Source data
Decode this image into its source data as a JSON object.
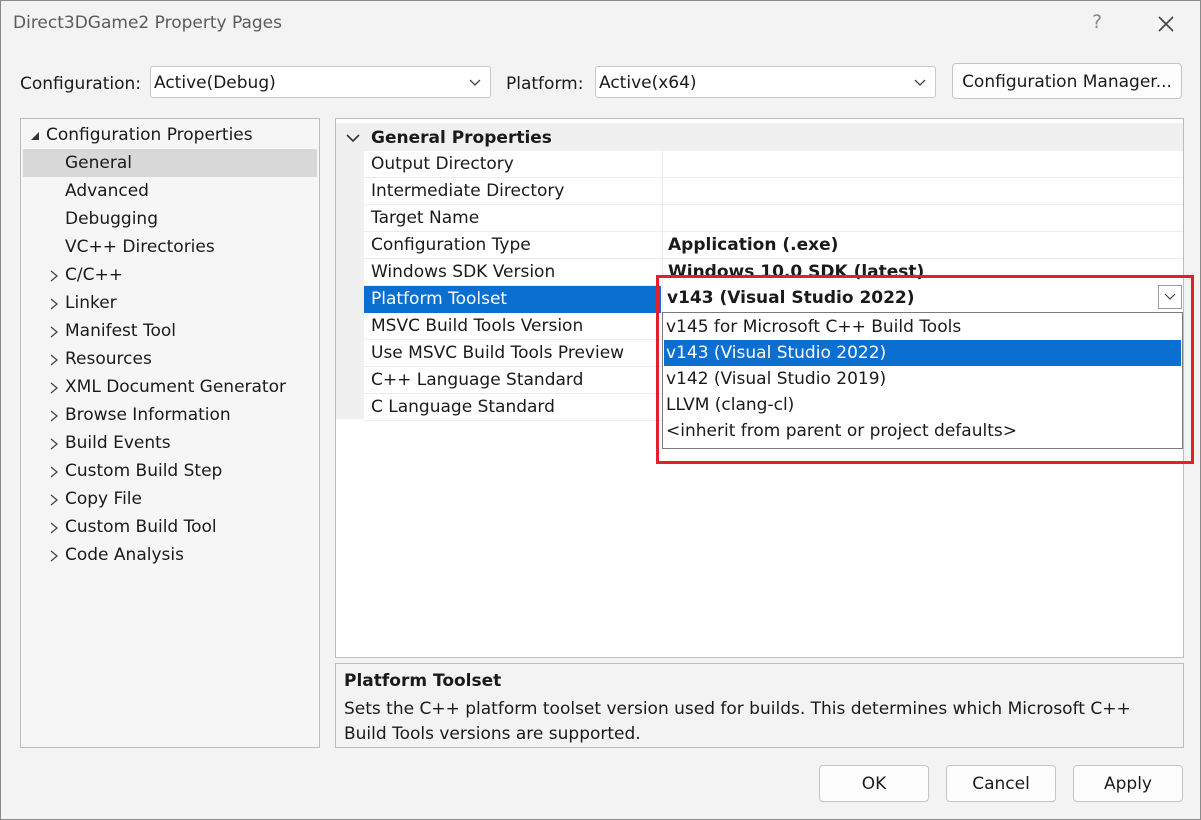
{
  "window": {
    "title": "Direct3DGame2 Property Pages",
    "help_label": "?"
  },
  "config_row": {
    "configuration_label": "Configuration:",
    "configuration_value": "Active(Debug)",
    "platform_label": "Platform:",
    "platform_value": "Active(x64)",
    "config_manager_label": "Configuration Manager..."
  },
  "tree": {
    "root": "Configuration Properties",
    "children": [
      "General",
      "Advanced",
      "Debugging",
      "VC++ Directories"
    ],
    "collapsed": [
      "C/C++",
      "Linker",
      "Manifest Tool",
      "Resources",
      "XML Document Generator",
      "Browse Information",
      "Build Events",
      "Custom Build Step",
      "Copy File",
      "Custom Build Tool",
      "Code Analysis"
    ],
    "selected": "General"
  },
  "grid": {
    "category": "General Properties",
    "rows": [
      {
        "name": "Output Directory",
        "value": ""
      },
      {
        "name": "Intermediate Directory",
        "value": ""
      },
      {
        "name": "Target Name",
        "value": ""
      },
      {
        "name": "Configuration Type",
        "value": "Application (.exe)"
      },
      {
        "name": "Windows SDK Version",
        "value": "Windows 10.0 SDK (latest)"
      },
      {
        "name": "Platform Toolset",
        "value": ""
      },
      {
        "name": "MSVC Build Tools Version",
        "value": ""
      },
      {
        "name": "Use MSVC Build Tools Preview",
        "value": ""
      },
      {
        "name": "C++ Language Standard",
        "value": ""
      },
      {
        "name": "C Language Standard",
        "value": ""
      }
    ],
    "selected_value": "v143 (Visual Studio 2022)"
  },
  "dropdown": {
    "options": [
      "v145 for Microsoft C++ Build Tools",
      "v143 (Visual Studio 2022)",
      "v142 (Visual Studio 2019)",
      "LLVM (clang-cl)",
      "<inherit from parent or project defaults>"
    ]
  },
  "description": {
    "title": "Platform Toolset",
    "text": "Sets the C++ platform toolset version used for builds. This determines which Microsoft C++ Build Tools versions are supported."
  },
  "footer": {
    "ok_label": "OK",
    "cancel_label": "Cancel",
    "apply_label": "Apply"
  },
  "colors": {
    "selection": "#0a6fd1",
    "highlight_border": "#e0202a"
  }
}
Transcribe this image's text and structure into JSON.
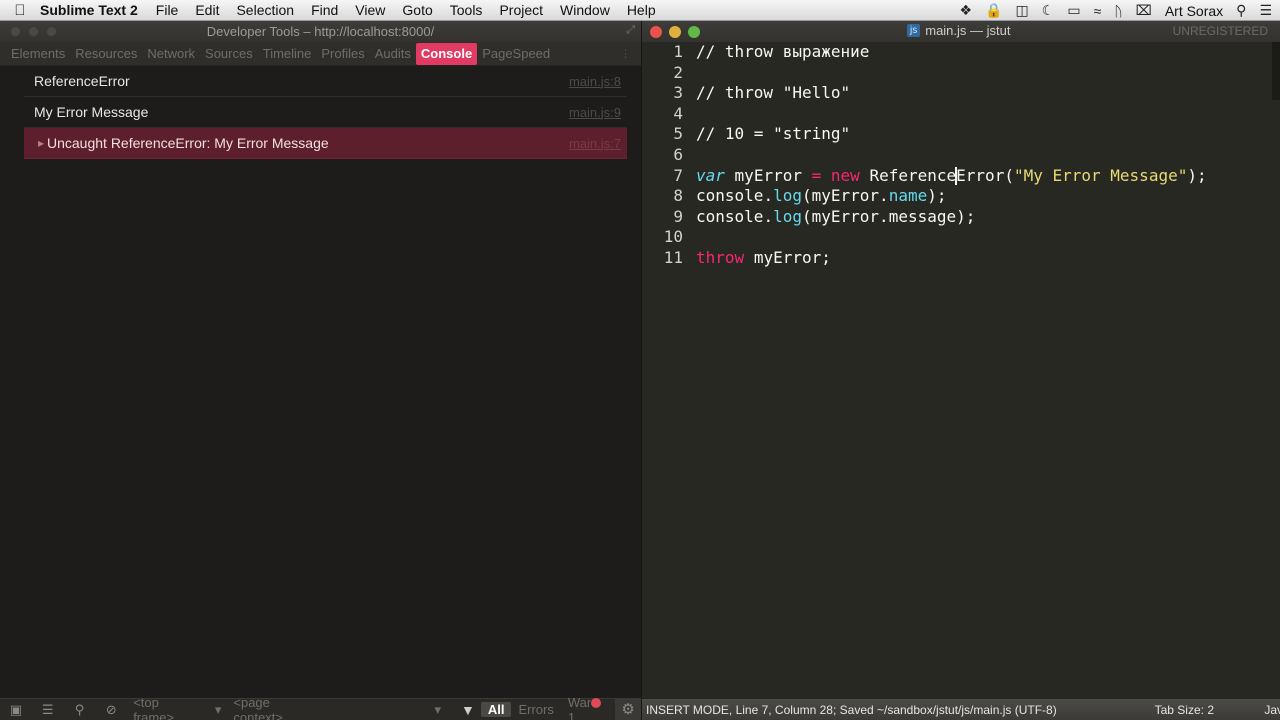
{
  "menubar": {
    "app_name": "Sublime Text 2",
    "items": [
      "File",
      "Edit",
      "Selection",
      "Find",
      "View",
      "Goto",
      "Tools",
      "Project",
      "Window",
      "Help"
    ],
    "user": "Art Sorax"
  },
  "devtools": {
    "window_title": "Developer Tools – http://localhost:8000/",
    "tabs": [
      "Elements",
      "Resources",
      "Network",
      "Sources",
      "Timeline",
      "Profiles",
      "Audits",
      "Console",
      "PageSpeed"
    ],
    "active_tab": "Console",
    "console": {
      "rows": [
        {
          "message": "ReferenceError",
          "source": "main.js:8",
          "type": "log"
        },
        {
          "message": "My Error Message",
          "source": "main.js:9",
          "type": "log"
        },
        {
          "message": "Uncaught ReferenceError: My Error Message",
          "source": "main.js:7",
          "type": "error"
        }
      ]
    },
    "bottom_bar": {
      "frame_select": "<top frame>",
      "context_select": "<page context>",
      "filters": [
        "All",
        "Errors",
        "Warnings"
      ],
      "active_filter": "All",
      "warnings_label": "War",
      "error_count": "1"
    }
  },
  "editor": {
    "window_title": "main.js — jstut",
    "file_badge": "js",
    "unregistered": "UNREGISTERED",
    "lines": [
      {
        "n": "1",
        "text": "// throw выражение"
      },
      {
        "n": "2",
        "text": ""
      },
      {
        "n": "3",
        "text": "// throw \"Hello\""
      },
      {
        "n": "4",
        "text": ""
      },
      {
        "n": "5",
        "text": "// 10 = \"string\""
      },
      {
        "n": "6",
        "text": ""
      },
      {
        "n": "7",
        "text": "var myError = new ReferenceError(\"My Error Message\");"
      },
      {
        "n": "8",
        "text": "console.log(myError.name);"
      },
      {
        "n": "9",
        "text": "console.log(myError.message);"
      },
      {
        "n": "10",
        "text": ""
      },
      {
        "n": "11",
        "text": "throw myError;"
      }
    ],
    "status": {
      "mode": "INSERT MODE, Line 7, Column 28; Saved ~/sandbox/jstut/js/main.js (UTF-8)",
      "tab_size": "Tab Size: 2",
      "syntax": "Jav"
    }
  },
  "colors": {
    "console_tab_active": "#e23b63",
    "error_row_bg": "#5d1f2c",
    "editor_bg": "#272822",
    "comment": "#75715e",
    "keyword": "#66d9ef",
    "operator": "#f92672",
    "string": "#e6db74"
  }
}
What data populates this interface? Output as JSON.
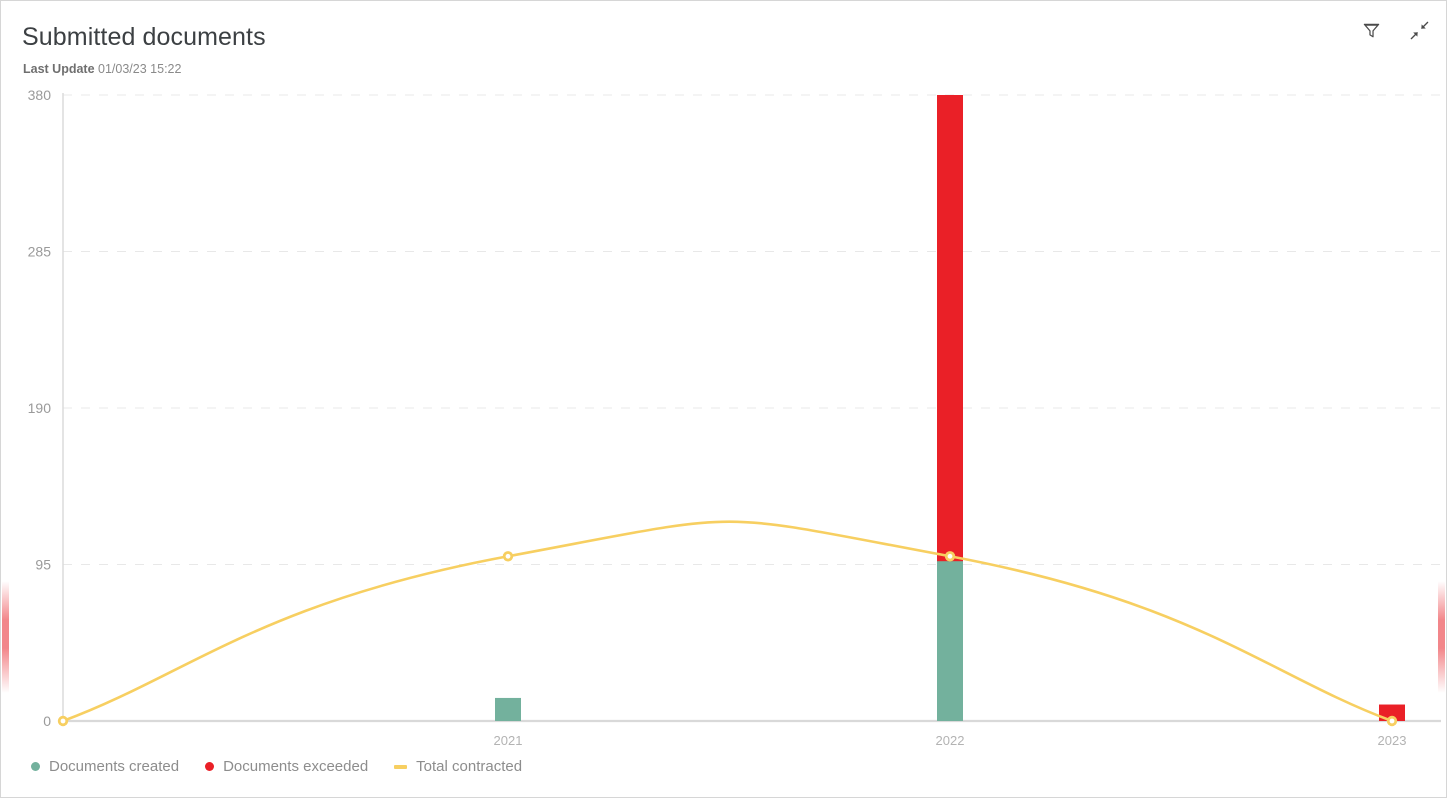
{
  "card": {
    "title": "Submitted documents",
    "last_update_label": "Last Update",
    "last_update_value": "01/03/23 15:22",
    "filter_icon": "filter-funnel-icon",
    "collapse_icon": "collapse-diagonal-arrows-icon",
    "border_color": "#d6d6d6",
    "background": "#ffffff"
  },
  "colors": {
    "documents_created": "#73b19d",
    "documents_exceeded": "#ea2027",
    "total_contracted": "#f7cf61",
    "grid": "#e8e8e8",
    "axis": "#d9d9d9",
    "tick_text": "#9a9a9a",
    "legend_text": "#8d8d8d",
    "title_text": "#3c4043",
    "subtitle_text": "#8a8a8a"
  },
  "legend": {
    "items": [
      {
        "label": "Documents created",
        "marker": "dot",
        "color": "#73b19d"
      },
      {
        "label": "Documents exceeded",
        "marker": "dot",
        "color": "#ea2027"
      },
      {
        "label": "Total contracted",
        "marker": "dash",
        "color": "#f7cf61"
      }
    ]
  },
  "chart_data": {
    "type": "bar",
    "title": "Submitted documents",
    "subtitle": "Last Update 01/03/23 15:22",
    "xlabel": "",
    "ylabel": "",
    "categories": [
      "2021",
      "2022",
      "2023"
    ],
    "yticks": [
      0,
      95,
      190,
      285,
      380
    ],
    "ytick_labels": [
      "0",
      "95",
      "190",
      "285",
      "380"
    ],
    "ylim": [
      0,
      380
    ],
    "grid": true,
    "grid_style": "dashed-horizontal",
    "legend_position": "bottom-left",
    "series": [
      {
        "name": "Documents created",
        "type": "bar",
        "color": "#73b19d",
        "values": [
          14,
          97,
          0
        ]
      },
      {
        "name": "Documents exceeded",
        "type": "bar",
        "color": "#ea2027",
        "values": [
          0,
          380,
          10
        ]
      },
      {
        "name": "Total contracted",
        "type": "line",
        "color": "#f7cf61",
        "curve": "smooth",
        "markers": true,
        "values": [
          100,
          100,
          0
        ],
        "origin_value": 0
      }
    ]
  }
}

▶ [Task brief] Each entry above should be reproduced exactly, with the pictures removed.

▶ [Reply to the exercise]
Decode this image into its source data as a JSON object.
{
  "window": {
    "title": "Direct3DGame2 Property Pages",
    "help_label": "?"
  },
  "config_row": {
    "configuration_label": "Configuration:",
    "configuration_value": "Active(Debug)",
    "platform_label": "Platform:",
    "platform_value": "Active(x64)",
    "config_manager_label": "Configuration Manager..."
  },
  "tree": {
    "root": "Configuration Properties",
    "children": [
      "General",
      "Advanced",
      "Debugging",
      "VC++ Directories"
    ],
    "collapsed": [
      "C/C++",
      "Linker",
      "Manifest Tool",
      "Resources",
      "XML Document Generator",
      "Browse Information",
      "Build Events",
      "Custom Build Step",
      "Copy File",
      "Custom Build Tool",
      "Code Analysis"
    ],
    "selected": "General"
  },
  "grid": {
    "category": "General Properties",
    "rows": [
      {
        "name": "Output Directory",
        "value": ""
      },
      {
        "name": "Intermediate Directory",
        "value": ""
      },
      {
        "name": "Target Name",
        "value": ""
      },
      {
        "name": "Configuration Type",
        "value": "Application (.exe)"
      },
      {
        "name": "Windows SDK Version",
        "value": "Windows 10.0 SDK (latest)"
      },
      {
        "name": "Platform Toolset",
        "value": ""
      },
      {
        "name": "MSVC Build Tools Version",
        "value": ""
      },
      {
        "name": "Use MSVC Build Tools Preview",
        "value": ""
      },
      {
        "name": "C++ Language Standard",
        "value": ""
      },
      {
        "name": "C Language Standard",
        "value": ""
      }
    ],
    "selected_value": "v143 (Visual Studio 2022)"
  },
  "dropdown": {
    "options": [
      "v145 for Microsoft C++ Build Tools",
      "v143 (Visual Studio 2022)",
      "v142 (Visual Studio 2019)",
      "LLVM (clang-cl)",
      "<inherit from parent or project defaults>"
    ]
  },
  "description": {
    "title": "Platform Toolset",
    "text": "Sets the C++ platform toolset version used for builds. This determines which Microsoft C++ Build Tools versions are supported."
  },
  "footer": {
    "ok_label": "OK",
    "cancel_label": "Cancel",
    "apply_label": "Apply"
  },
  "colors": {
    "selection": "#0a6fd1",
    "highlight_border": "#e0202a"
  }
}
Transcribe this image's text and structure into JSON.
{
  "menubar": {
    "app_name": "Sublime Text 2",
    "items": [
      "File",
      "Edit",
      "Selection",
      "Find",
      "View",
      "Goto",
      "Tools",
      "Project",
      "Window",
      "Help"
    ],
    "user": "Art Sorax"
  },
  "devtools": {
    "window_title": "Developer Tools – http://localhost:8000/",
    "tabs": [
      "Elements",
      "Resources",
      "Network",
      "Sources",
      "Timeline",
      "Profiles",
      "Audits",
      "Console",
      "PageSpeed"
    ],
    "active_tab": "Console",
    "console": {
      "rows": [
        {
          "message": "ReferenceError",
          "source": "main.js:8",
          "type": "log"
        },
        {
          "message": "My Error Message",
          "source": "main.js:9",
          "type": "log"
        },
        {
          "message": "Uncaught ReferenceError: My Error Message",
          "source": "main.js:7",
          "type": "error"
        }
      ]
    },
    "bottom_bar": {
      "frame_select": "<top frame>",
      "context_select": "<page context>",
      "filters": [
        "All",
        "Errors",
        "Warnings"
      ],
      "active_filter": "All",
      "warnings_label": "War",
      "error_count": "1"
    }
  },
  "editor": {
    "window_title": "main.js — jstut",
    "file_badge": "js",
    "unregistered": "UNREGISTERED",
    "lines": [
      {
        "n": "1",
        "text": "// throw выражение"
      },
      {
        "n": "2",
        "text": ""
      },
      {
        "n": "3",
        "text": "// throw \"Hello\""
      },
      {
        "n": "4",
        "text": ""
      },
      {
        "n": "5",
        "text": "// 10 = \"string\""
      },
      {
        "n": "6",
        "text": ""
      },
      {
        "n": "7",
        "text": "var myError = new ReferenceError(\"My Error Message\");"
      },
      {
        "n": "8",
        "text": "console.log(myError.name);"
      },
      {
        "n": "9",
        "text": "console.log(myError.message);"
      },
      {
        "n": "10",
        "text": ""
      },
      {
        "n": "11",
        "text": "throw myError;"
      }
    ],
    "status": {
      "mode": "INSERT MODE, Line 7, Column 28; Saved ~/sandbox/jstut/js/main.js (UTF-8)",
      "tab_size": "Tab Size: 2",
      "syntax": "Jav"
    }
  },
  "colors": {
    "console_tab_active": "#e23b63",
    "error_row_bg": "#5d1f2c",
    "editor_bg": "#272822",
    "comment": "#75715e",
    "keyword": "#66d9ef",
    "operator": "#f92672",
    "string": "#e6db74"
  }
}
What data populates this interface? Output as JSON.
{
  "card": {
    "title": "Submitted documents",
    "last_update_label": "Last Update",
    "last_update_value": "01/03/23 15:22",
    "filter_icon": "filter-funnel-icon",
    "collapse_icon": "collapse-diagonal-arrows-icon",
    "border_color": "#d6d6d6",
    "background": "#ffffff"
  },
  "colors": {
    "documents_created": "#73b19d",
    "documents_exceeded": "#ea2027",
    "total_contracted": "#f7cf61",
    "grid": "#e8e8e8",
    "axis": "#d9d9d9",
    "tick_text": "#9a9a9a",
    "legend_text": "#8d8d8d",
    "title_text": "#3c4043",
    "subtitle_text": "#8a8a8a"
  },
  "legend": {
    "items": [
      {
        "label": "Documents created",
        "marker": "dot",
        "color": "#73b19d"
      },
      {
        "label": "Documents exceeded",
        "marker": "dot",
        "color": "#ea2027"
      },
      {
        "label": "Total contracted",
        "marker": "dash",
        "color": "#f7cf61"
      }
    ]
  },
  "chart_data": {
    "type": "bar",
    "title": "Submitted documents",
    "subtitle": "Last Update 01/03/23 15:22",
    "xlabel": "",
    "ylabel": "",
    "categories": [
      "2021",
      "2022",
      "2023"
    ],
    "yticks": [
      0,
      95,
      190,
      285,
      380
    ],
    "ytick_labels": [
      "0",
      "95",
      "190",
      "285",
      "380"
    ],
    "ylim": [
      0,
      380
    ],
    "grid": true,
    "grid_style": "dashed-horizontal",
    "legend_position": "bottom-left",
    "series": [
      {
        "name": "Documents created",
        "type": "bar",
        "color": "#73b19d",
        "values": [
          14,
          97,
          0
        ]
      },
      {
        "name": "Documents exceeded",
        "type": "bar",
        "color": "#ea2027",
        "values": [
          0,
          380,
          10
        ]
      },
      {
        "name": "Total contracted",
        "type": "line",
        "color": "#f7cf61",
        "curve": "smooth",
        "markers": true,
        "values": [
          100,
          100,
          0
        ],
        "origin_value": 0
      }
    ]
  }
}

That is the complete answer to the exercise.